Work task: Whenever a line of the listing contains the string "this", return that line.
^^^^^^^^
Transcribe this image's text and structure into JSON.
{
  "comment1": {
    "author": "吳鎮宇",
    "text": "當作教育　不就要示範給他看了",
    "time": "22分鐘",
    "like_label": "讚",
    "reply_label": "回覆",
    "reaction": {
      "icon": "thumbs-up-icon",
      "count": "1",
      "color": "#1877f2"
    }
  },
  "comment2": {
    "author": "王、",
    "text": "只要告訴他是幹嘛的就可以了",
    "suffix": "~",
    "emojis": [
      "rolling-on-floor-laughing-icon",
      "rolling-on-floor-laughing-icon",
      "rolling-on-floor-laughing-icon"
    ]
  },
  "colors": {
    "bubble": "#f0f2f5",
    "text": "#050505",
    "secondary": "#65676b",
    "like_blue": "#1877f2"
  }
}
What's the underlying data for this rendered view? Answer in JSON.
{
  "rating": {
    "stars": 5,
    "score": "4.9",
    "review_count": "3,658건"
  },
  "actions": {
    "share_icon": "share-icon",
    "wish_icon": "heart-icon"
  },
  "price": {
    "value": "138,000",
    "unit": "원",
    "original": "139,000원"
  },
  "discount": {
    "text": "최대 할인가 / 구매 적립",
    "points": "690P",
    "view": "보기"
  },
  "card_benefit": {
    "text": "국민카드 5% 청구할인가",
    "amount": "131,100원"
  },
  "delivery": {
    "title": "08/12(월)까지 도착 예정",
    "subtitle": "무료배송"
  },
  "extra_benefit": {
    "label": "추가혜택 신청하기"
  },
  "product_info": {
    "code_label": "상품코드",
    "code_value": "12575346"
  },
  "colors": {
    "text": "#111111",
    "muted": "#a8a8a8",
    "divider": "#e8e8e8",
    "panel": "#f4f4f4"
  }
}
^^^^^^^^
Output:
Transcribe this image's text and structure into JSON.
What's the underlying data for this rendered view? Answer in JSON.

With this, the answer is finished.